Browse hundreds of online listings with photos and maps. Find your roommate with a click of the mouse! Visit:

Owner Operators: White Oak Logistics, Inc.

We’re looking for 5 quality & professionally minded owners. 72% of line haul. 100% additional revenue plus fuel surcharge. 2500+ miles/wk. Bonus programs available. Great hometime/excellent pay. CDL-A, clean MVR. 3yrs exp. req. 877-948-3625. Don’t let this opportunity pass you by!


At The Auditorium Restaurant. Contact Karen at 601-982-0002. Or apply in person at the restaurant between 2pm and 4pm.

- 24 Hour Access - Cardio, Strength & Personal Training

Need child care when u need child care? 24/7 Interview us. View our web site (601) 957-6959
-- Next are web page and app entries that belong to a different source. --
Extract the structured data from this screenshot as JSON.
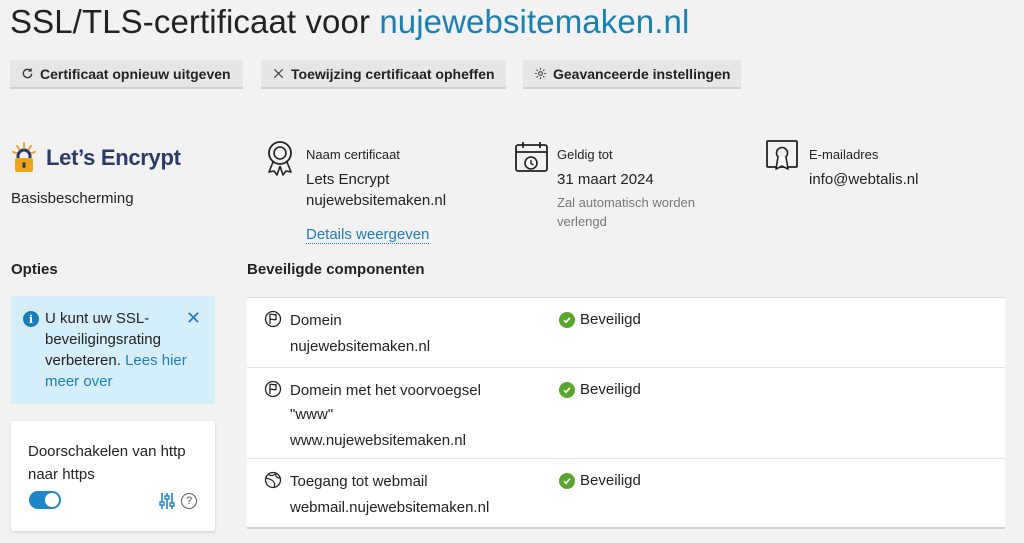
{
  "page": {
    "title_prefix": "SSL/TLS-certificaat voor ",
    "title_domain": "nujewebsitemaken.nl"
  },
  "toolbar": {
    "reissue_label": "Certificaat opnieuw uitgeven",
    "unassign_label": "Toewijzing certificaat opheffen",
    "advanced_label": "Geavanceerde instellingen"
  },
  "provider": {
    "logo_text": "Let’s Encrypt",
    "level": "Basisbescherming"
  },
  "certificate": {
    "name_label": "Naam certificaat",
    "name_line1": "Lets Encrypt",
    "name_line2": "nujewebsitemaken.nl",
    "details_link": "Details weergeven",
    "valid_label": "Geldig tot",
    "valid_date": "31 maart 2024",
    "renew_note": "Zal automatisch worden verlengd",
    "email_label": "E-mailadres",
    "email_value": "info@webtalis.nl"
  },
  "options": {
    "heading": "Opties",
    "notice_text": "U kunt uw SSL-beveiligingsrating verbeteren.",
    "notice_link": "Lees hier meer over",
    "redirect_label": "Doorschakelen van http naar https",
    "redirect_enabled": true
  },
  "components": {
    "heading": "Beveiligde componenten",
    "rows": [
      {
        "name": "Domein",
        "host": "nujewebsitemaken.nl",
        "status": "Beveiligd"
      },
      {
        "name": "Domein met het voorvoegsel \"www\"",
        "host": "www.nujewebsitemaken.nl",
        "status": "Beveiligd"
      },
      {
        "name": "Toegang tot webmail",
        "host": "webmail.nujewebsitemaken.nl",
        "status": "Beveiligd"
      }
    ]
  },
  "colors": {
    "accent": "#1a7fb4",
    "notice_bg": "#d4eefa",
    "success": "#5aa52f",
    "toggle_on": "#1e87c8"
  }
}
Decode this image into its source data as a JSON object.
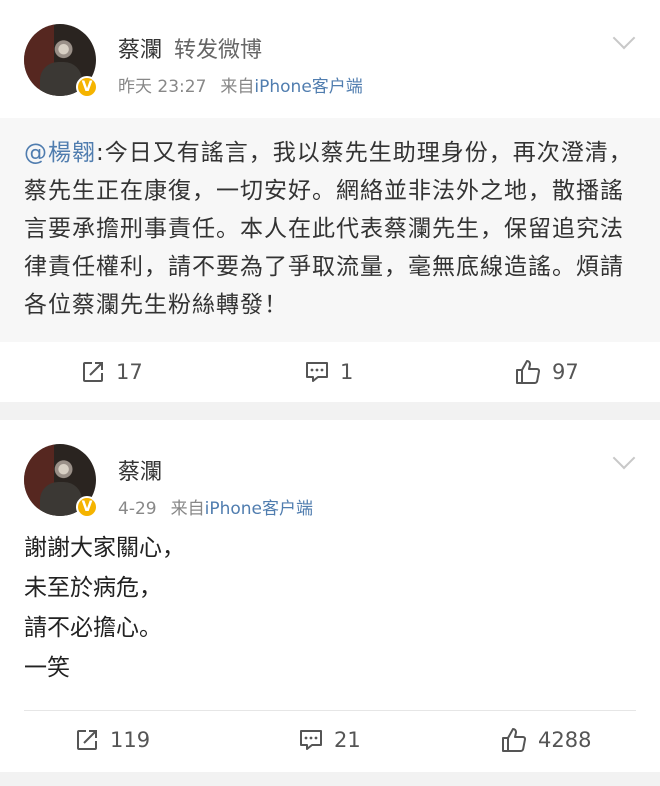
{
  "posts": [
    {
      "author": "蔡瀾",
      "action": "转发微博",
      "time": "昨天 23:27",
      "source_prefix": "来自",
      "source_app": "iPhone客户端",
      "repost": {
        "mention": "@楊翱",
        "text": ":今日又有謠言，我以蔡先生助理身份，再次澄清，蔡先生正在康復，一切安好。網絡並非法外之地，散播謠言要承擔刑事責任。本人在此代表蔡瀾先生，保留追究法律責任權利，請不要為了爭取流量，毫無底線造謠。煩請各位蔡瀾先生粉絲轉發！"
      },
      "reposts": "17",
      "comments": "1",
      "likes": "97"
    },
    {
      "author": "蔡瀾",
      "time": "4-29",
      "source_prefix": "来自",
      "source_app": "iPhone客户端",
      "text": "謝謝大家關心，\n未至於病危，\n請不必擔心。\n一笑",
      "reposts": "119",
      "comments": "21",
      "likes": "4288"
    }
  ],
  "badge": "V",
  "colors": {
    "link": "#507daf",
    "badge": "#f5b400",
    "background": "#f2f2f2"
  }
}
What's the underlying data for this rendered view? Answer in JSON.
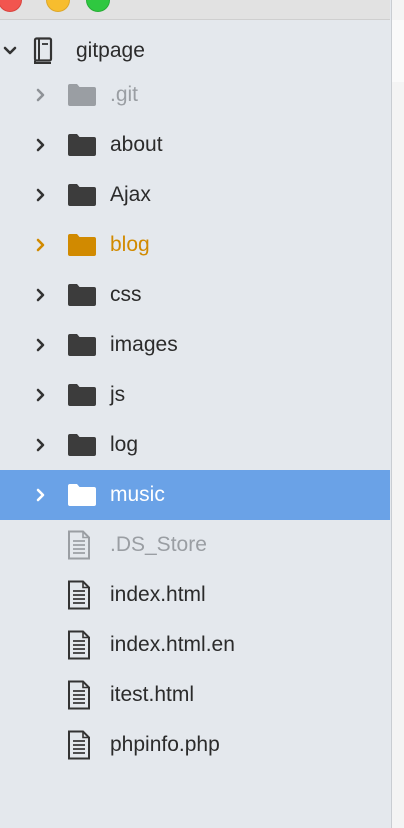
{
  "colors": {
    "sidebar_bg": "#e4e8ed",
    "selection": "#6aa2e7",
    "folder_dark": "#3c3c3c",
    "folder_muted": "#9a9ea3",
    "folder_orange": "#d18a00",
    "text": "#2b2b2b"
  },
  "tree": {
    "root": {
      "label": "gitpage",
      "icon": "book-icon",
      "expanded": true
    },
    "items": [
      {
        "label": ".git",
        "type": "folder",
        "state": "muted"
      },
      {
        "label": "about",
        "type": "folder",
        "state": "normal"
      },
      {
        "label": "Ajax",
        "type": "folder",
        "state": "normal"
      },
      {
        "label": "blog",
        "type": "folder",
        "state": "modified"
      },
      {
        "label": "css",
        "type": "folder",
        "state": "normal"
      },
      {
        "label": "images",
        "type": "folder",
        "state": "normal"
      },
      {
        "label": "js",
        "type": "folder",
        "state": "normal"
      },
      {
        "label": "log",
        "type": "folder",
        "state": "normal"
      },
      {
        "label": "music",
        "type": "folder",
        "state": "selected"
      },
      {
        "label": ".DS_Store",
        "type": "file",
        "state": "muted"
      },
      {
        "label": "index.html",
        "type": "file",
        "state": "normal"
      },
      {
        "label": "index.html.en",
        "type": "file",
        "state": "normal"
      },
      {
        "label": "itest.html",
        "type": "file",
        "state": "normal"
      },
      {
        "label": "phpinfo.php",
        "type": "file",
        "state": "normal"
      }
    ]
  }
}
Reach over 5 million young, educated readers for only $995 by advertising in 110 weekly newspapers like this one. Call Jason at 202-289-8484.

Join Now For Only $20 A Month! Limited Time Only! 5300 N State St., Ste B Jackson MS 39206

CALL 888-427-5245 TODAY!


Now Serving Lunch!

Mon-Fri 11am-2:30pm Security Cameras • Attendant On Duty Drop Off Service • Free Wi-Fi

Soup, Salad and Sandwiches

1046 Greymont Ave. (behind La Cazuela) CALL US AT 601-397-6223!

3013 N State Street in Fondren Phone and Fax #: 601.362.4628

(Call ahead or fax in your order)

June 27th, 6-10pm

Smokestack Lightning presents

FREE Outdoor Concerts

EVERY SUNDAY, all summer long! Serving Lunch, Monday - Friday from 11a.m.-2p.m. (Free Delivery Downtown)

v8n41 - JFP Music Issue: Jackson's Hot for Musicians, DJs  
v8n41 - JFP Music Issue: Jackson's Hot for Musicians, DJs  

musicians, DJs, city gambling on refinance, the 'w', comic geek chic(ks)